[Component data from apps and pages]
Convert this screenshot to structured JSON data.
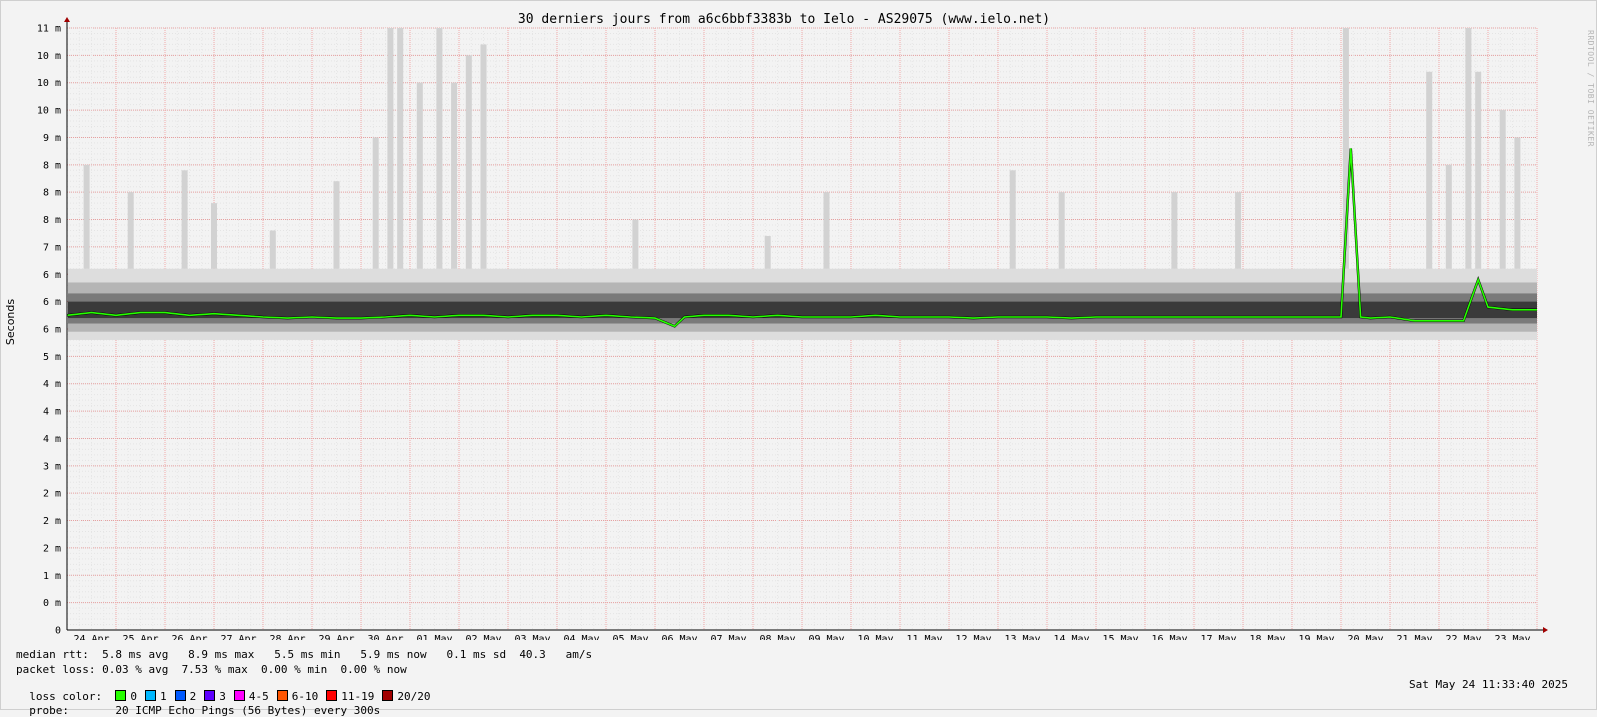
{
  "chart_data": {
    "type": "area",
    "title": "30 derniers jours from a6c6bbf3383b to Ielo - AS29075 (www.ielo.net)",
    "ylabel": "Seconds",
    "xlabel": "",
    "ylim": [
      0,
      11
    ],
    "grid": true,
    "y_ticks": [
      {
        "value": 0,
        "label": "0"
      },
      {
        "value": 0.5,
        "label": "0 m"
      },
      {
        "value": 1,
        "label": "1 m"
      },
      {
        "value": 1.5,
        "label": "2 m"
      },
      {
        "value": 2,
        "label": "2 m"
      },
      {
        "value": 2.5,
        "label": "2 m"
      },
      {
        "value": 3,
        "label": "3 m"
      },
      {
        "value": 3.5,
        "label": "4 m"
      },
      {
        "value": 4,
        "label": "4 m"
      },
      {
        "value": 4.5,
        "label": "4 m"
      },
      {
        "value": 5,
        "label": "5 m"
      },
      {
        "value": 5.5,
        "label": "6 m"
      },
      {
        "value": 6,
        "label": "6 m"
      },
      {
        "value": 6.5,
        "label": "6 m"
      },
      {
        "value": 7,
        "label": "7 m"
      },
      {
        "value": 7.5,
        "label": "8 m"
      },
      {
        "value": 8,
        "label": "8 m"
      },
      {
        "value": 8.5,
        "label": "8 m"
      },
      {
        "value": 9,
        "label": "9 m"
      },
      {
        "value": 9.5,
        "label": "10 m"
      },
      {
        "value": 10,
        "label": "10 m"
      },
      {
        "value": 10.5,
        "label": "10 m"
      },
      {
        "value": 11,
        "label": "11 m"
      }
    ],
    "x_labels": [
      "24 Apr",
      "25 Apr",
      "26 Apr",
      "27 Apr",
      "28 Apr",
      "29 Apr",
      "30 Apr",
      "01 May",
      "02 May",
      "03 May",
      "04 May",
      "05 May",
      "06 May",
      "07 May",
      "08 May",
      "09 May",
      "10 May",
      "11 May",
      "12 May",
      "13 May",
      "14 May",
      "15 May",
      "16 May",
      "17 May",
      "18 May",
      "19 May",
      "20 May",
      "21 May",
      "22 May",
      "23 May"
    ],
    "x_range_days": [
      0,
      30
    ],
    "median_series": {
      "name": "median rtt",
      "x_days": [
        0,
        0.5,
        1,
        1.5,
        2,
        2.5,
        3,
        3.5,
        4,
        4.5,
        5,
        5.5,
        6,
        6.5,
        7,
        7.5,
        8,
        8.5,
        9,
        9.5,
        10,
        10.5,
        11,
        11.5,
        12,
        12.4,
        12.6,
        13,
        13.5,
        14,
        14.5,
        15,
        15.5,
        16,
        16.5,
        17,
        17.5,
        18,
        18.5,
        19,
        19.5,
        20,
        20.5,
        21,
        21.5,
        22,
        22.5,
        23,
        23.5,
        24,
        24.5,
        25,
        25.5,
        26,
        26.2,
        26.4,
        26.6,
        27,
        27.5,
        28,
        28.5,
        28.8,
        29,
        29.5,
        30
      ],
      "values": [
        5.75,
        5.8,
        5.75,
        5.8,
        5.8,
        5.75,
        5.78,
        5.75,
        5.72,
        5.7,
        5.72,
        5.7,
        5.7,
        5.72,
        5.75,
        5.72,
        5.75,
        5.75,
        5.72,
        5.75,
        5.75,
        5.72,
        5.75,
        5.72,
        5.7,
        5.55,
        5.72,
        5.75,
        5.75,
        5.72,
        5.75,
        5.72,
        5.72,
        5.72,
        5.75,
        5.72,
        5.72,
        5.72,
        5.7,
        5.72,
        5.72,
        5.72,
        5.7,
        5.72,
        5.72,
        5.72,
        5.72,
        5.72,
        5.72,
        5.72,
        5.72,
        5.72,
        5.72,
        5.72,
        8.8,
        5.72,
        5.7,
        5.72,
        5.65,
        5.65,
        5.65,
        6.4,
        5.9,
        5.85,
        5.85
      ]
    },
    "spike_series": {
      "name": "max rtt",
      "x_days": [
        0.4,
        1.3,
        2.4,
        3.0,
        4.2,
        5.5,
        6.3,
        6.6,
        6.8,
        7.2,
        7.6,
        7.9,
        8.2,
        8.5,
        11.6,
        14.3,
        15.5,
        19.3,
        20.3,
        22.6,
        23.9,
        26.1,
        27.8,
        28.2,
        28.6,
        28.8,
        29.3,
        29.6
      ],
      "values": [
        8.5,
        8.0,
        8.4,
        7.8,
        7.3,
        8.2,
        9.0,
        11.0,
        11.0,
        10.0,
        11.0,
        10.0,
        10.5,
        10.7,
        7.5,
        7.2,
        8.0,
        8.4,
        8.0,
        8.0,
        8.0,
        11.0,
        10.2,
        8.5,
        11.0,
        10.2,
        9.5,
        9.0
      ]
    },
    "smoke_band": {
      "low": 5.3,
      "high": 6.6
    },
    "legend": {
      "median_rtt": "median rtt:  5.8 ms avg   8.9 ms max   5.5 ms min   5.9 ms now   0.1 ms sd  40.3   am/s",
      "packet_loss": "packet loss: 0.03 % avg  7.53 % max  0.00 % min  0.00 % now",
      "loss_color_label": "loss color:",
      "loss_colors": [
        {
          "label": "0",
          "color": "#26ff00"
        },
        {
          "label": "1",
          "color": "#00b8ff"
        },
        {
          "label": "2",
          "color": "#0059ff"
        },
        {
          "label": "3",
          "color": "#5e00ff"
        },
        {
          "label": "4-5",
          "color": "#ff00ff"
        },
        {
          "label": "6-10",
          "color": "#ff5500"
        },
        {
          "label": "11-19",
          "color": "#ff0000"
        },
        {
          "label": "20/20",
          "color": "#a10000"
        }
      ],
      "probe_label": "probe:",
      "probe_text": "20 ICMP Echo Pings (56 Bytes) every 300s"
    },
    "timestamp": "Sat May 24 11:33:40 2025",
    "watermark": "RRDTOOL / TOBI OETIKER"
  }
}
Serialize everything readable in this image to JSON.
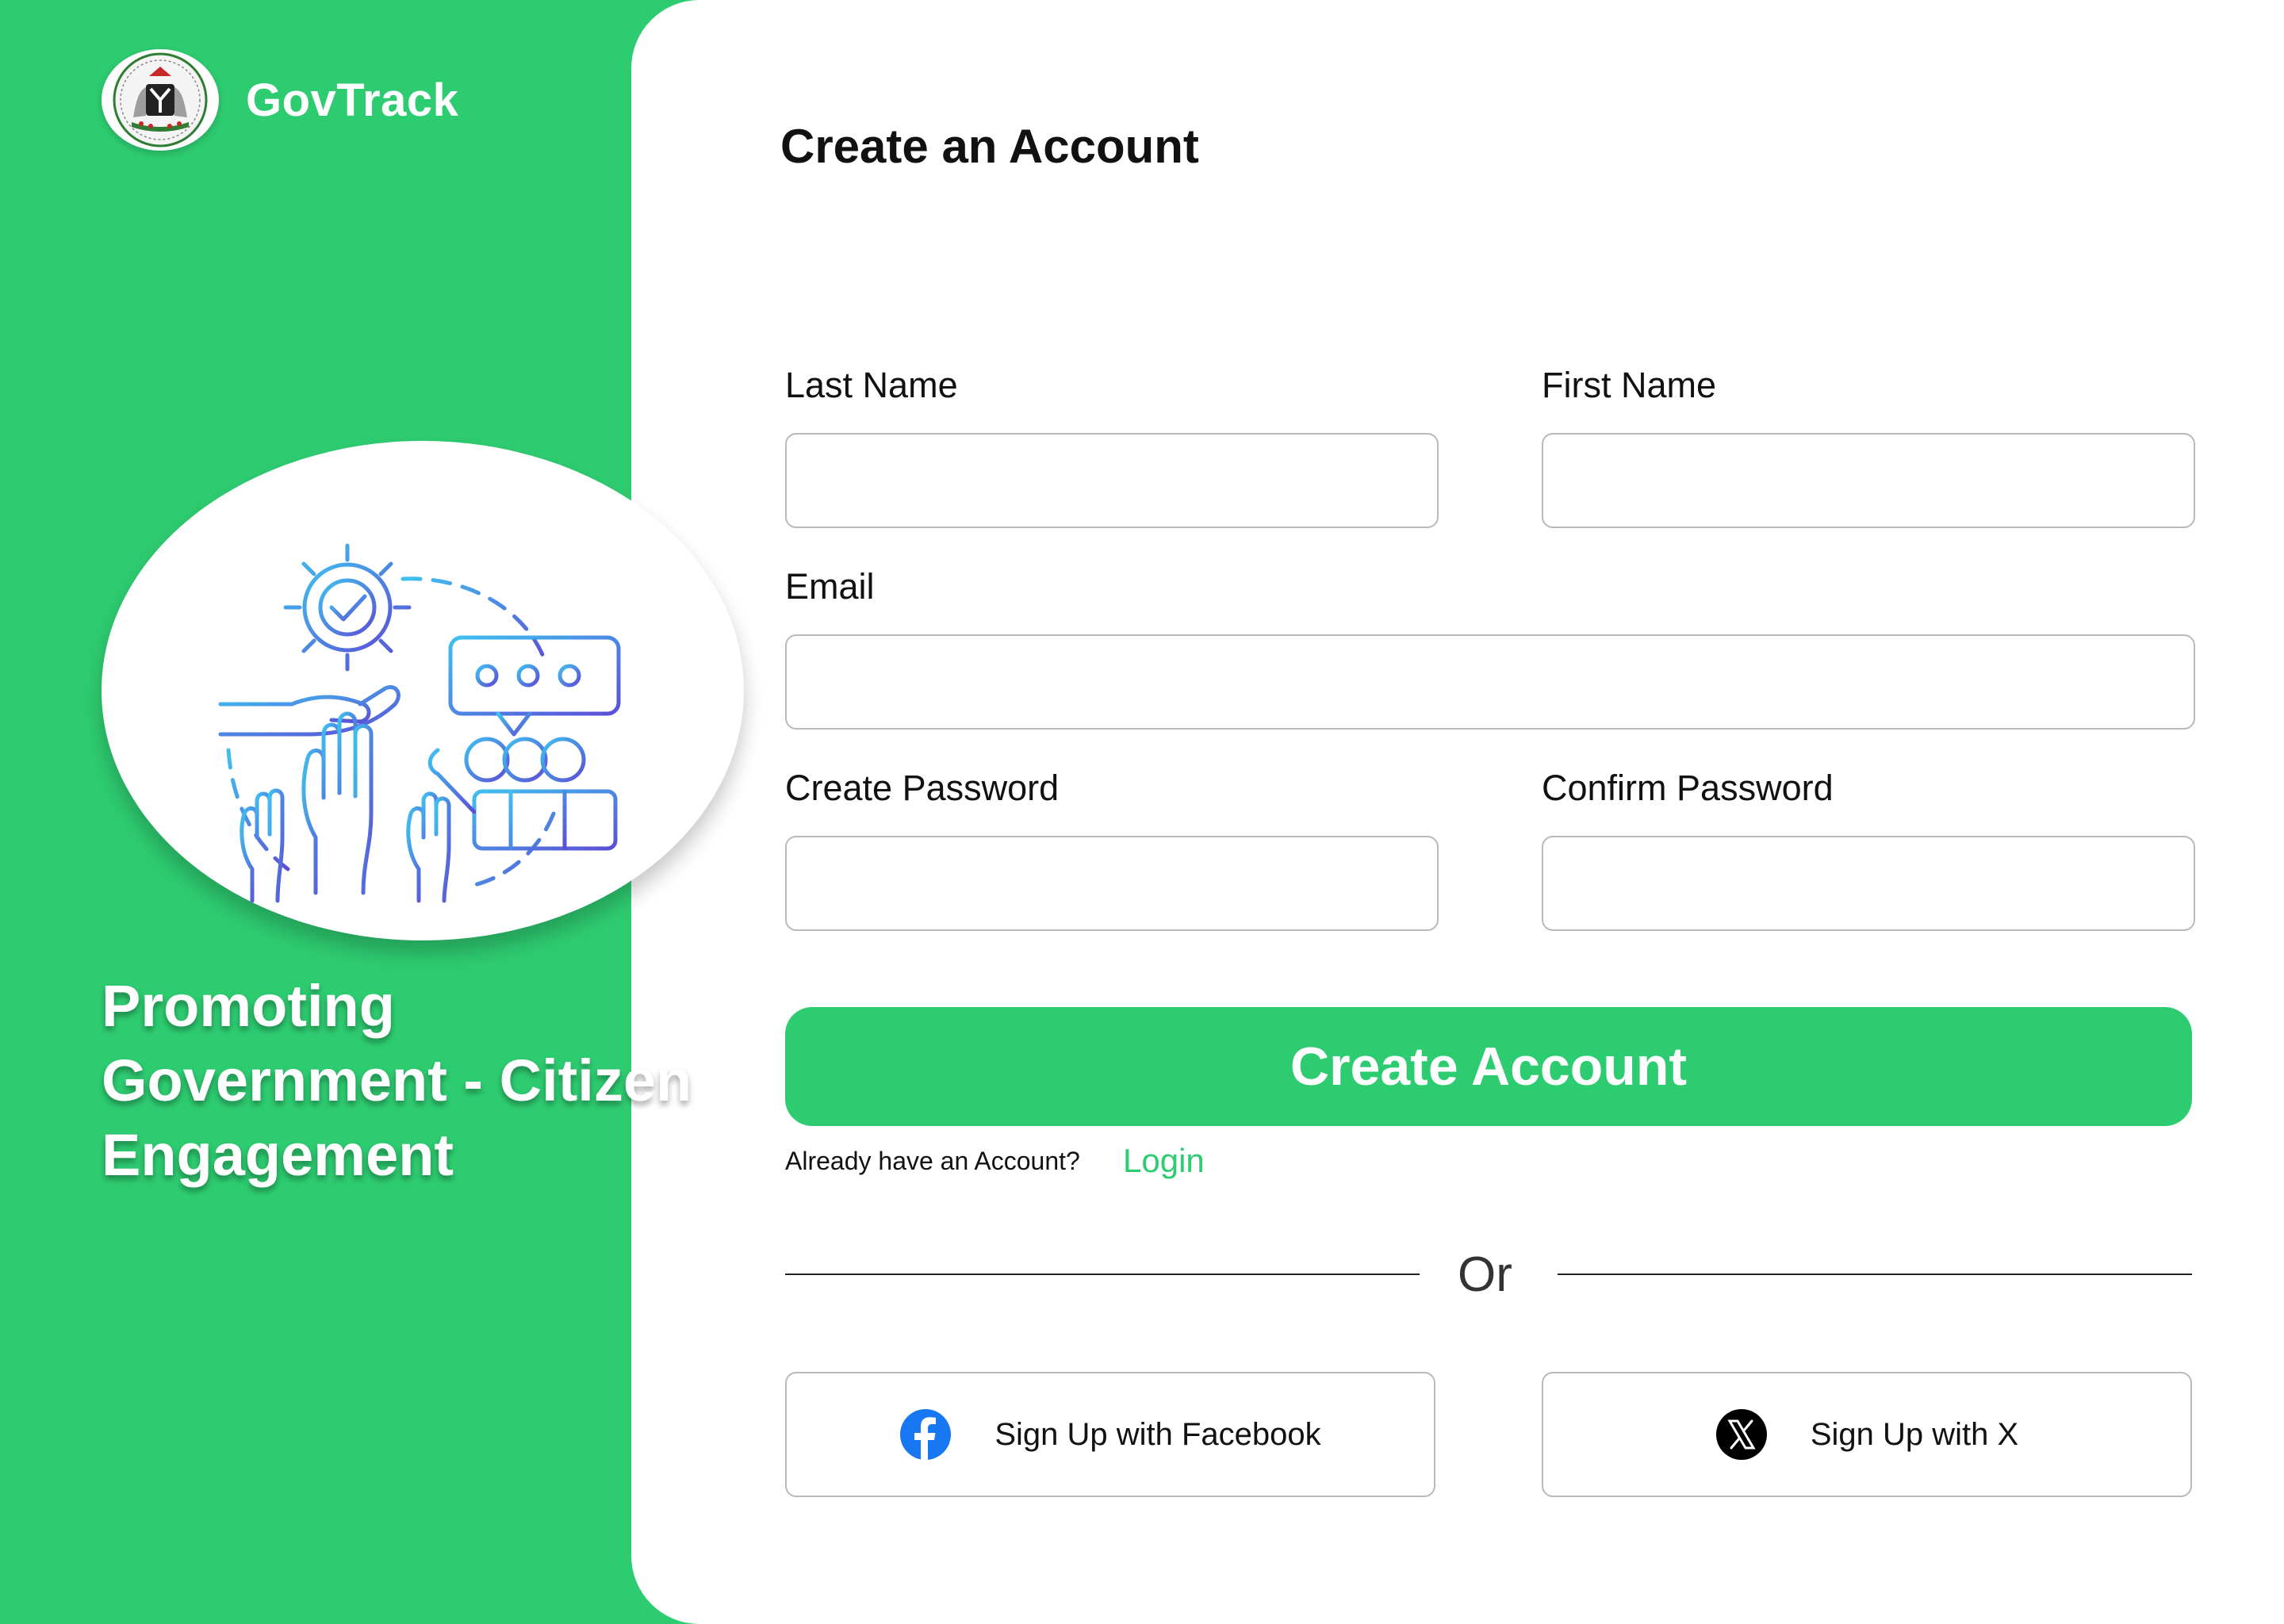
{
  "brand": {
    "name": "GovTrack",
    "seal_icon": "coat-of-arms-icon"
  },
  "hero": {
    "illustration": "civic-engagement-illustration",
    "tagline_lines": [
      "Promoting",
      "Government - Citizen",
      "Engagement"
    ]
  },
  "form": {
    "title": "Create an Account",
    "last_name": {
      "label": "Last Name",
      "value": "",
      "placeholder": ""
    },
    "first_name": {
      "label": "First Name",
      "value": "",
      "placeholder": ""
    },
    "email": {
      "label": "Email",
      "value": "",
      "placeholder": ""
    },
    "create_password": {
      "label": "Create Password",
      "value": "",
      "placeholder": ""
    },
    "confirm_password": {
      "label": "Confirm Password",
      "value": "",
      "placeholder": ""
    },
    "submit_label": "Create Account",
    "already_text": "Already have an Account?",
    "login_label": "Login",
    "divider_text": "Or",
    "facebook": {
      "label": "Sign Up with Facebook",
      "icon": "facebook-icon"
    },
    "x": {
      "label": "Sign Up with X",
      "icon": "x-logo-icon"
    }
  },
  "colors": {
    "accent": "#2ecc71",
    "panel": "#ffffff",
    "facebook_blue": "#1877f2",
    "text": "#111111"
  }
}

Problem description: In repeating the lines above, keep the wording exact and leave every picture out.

Final answer:
Convert this screenshot to structured JSON data.
{
  "chart_data": {
    "type": "area",
    "title": "30 derniers jours from a6c6bbf3383b to Ielo - AS29075 (www.ielo.net)",
    "ylabel": "Seconds",
    "xlabel": "",
    "ylim": [
      0,
      11
    ],
    "grid": true,
    "y_ticks": [
      {
        "value": 0,
        "label": "0"
      },
      {
        "value": 0.5,
        "label": "0 m"
      },
      {
        "value": 1,
        "label": "1 m"
      },
      {
        "value": 1.5,
        "label": "2 m"
      },
      {
        "value": 2,
        "label": "2 m"
      },
      {
        "value": 2.5,
        "label": "2 m"
      },
      {
        "value": 3,
        "label": "3 m"
      },
      {
        "value": 3.5,
        "label": "4 m"
      },
      {
        "value": 4,
        "label": "4 m"
      },
      {
        "value": 4.5,
        "label": "4 m"
      },
      {
        "value": 5,
        "label": "5 m"
      },
      {
        "value": 5.5,
        "label": "6 m"
      },
      {
        "value": 6,
        "label": "6 m"
      },
      {
        "value": 6.5,
        "label": "6 m"
      },
      {
        "value": 7,
        "label": "7 m"
      },
      {
        "value": 7.5,
        "label": "8 m"
      },
      {
        "value": 8,
        "label": "8 m"
      },
      {
        "value": 8.5,
        "label": "8 m"
      },
      {
        "value": 9,
        "label": "9 m"
      },
      {
        "value": 9.5,
        "label": "10 m"
      },
      {
        "value": 10,
        "label": "10 m"
      },
      {
        "value": 10.5,
        "label": "10 m"
      },
      {
        "value": 11,
        "label": "11 m"
      }
    ],
    "x_labels": [
      "24 Apr",
      "25 Apr",
      "26 Apr",
      "27 Apr",
      "28 Apr",
      "29 Apr",
      "30 Apr",
      "01 May",
      "02 May",
      "03 May",
      "04 May",
      "05 May",
      "06 May",
      "07 May",
      "08 May",
      "09 May",
      "10 May",
      "11 May",
      "12 May",
      "13 May",
      "14 May",
      "15 May",
      "16 May",
      "17 May",
      "18 May",
      "19 May",
      "20 May",
      "21 May",
      "22 May",
      "23 May"
    ],
    "x_range_days": [
      0,
      30
    ],
    "median_series": {
      "name": "median rtt",
      "x_days": [
        0,
        0.5,
        1,
        1.5,
        2,
        2.5,
        3,
        3.5,
        4,
        4.5,
        5,
        5.5,
        6,
        6.5,
        7,
        7.5,
        8,
        8.5,
        9,
        9.5,
        10,
        10.5,
        11,
        11.5,
        12,
        12.4,
        12.6,
        13,
        13.5,
        14,
        14.5,
        15,
        15.5,
        16,
        16.5,
        17,
        17.5,
        18,
        18.5,
        19,
        19.5,
        20,
        20.5,
        21,
        21.5,
        22,
        22.5,
        23,
        23.5,
        24,
        24.5,
        25,
        25.5,
        26,
        26.2,
        26.4,
        26.6,
        27,
        27.5,
        28,
        28.5,
        28.8,
        29,
        29.5,
        30
      ],
      "values": [
        5.75,
        5.8,
        5.75,
        5.8,
        5.8,
        5.75,
        5.78,
        5.75,
        5.72,
        5.7,
        5.72,
        5.7,
        5.7,
        5.72,
        5.75,
        5.72,
        5.75,
        5.75,
        5.72,
        5.75,
        5.75,
        5.72,
        5.75,
        5.72,
        5.7,
        5.55,
        5.72,
        5.75,
        5.75,
        5.72,
        5.75,
        5.72,
        5.72,
        5.72,
        5.75,
        5.72,
        5.72,
        5.72,
        5.7,
        5.72,
        5.72,
        5.72,
        5.7,
        5.72,
        5.72,
        5.72,
        5.72,
        5.72,
        5.72,
        5.72,
        5.72,
        5.72,
        5.72,
        5.72,
        8.8,
        5.72,
        5.7,
        5.72,
        5.65,
        5.65,
        5.65,
        6.4,
        5.9,
        5.85,
        5.85
      ]
    },
    "spike_series": {
      "name": "max rtt",
      "x_days": [
        0.4,
        1.3,
        2.4,
        3.0,
        4.2,
        5.5,
        6.3,
        6.6,
        6.8,
        7.2,
        7.6,
        7.9,
        8.2,
        8.5,
        11.6,
        14.3,
        15.5,
        19.3,
        20.3,
        22.6,
        23.9,
        26.1,
        27.8,
        28.2,
        28.6,
        28.8,
        29.3,
        29.6
      ],
      "values": [
        8.5,
        8.0,
        8.4,
        7.8,
        7.3,
        8.2,
        9.0,
        11.0,
        11.0,
        10.0,
        11.0,
        10.0,
        10.5,
        10.7,
        7.5,
        7.2,
        8.0,
        8.4,
        8.0,
        8.0,
        8.0,
        11.0,
        10.2,
        8.5,
        11.0,
        10.2,
        9.5,
        9.0
      ]
    },
    "smoke_band": {
      "low": 5.3,
      "high": 6.6
    },
    "legend": {
      "median_rtt": "median rtt:  5.8 ms avg   8.9 ms max   5.5 ms min   5.9 ms now   0.1 ms sd  40.3   am/s",
      "packet_loss": "packet loss: 0.03 % avg  7.53 % max  0.00 % min  0.00 % now",
      "loss_color_label": "loss color:",
      "loss_colors": [
        {
          "label": "0",
          "color": "#26ff00"
        },
        {
          "label": "1",
          "color": "#00b8ff"
        },
        {
          "label": "2",
          "color": "#0059ff"
        },
        {
          "label": "3",
          "color": "#5e00ff"
        },
        {
          "label": "4-5",
          "color": "#ff00ff"
        },
        {
          "label": "6-10",
          "color": "#ff5500"
        },
        {
          "label": "11-19",
          "color": "#ff0000"
        },
        {
          "label": "20/20",
          "color": "#a10000"
        }
      ],
      "probe_label": "probe:",
      "probe_text": "20 ICMP Echo Pings (56 Bytes) every 300s"
    },
    "timestamp": "Sat May 24 11:33:40 2025",
    "watermark": "RRDTOOL / TOBI OETIKER"
  }
}
Serialize everything readable in this image to JSON.
{
  "brand": {
    "name": "GovTrack",
    "seal_icon": "coat-of-arms-icon"
  },
  "hero": {
    "illustration": "civic-engagement-illustration",
    "tagline_lines": [
      "Promoting",
      "Government - Citizen",
      "Engagement"
    ]
  },
  "form": {
    "title": "Create an Account",
    "last_name": {
      "label": "Last Name",
      "value": "",
      "placeholder": ""
    },
    "first_name": {
      "label": "First Name",
      "value": "",
      "placeholder": ""
    },
    "email": {
      "label": "Email",
      "value": "",
      "placeholder": ""
    },
    "create_password": {
      "label": "Create Password",
      "value": "",
      "placeholder": ""
    },
    "confirm_password": {
      "label": "Confirm Password",
      "value": "",
      "placeholder": ""
    },
    "submit_label": "Create Account",
    "already_text": "Already have an Account?",
    "login_label": "Login",
    "divider_text": "Or",
    "facebook": {
      "label": "Sign Up with Facebook",
      "icon": "facebook-icon"
    },
    "x": {
      "label": "Sign Up with X",
      "icon": "x-logo-icon"
    }
  },
  "colors": {
    "accent": "#2ecc71",
    "panel": "#ffffff",
    "facebook_blue": "#1877f2",
    "text": "#111111"
  }
}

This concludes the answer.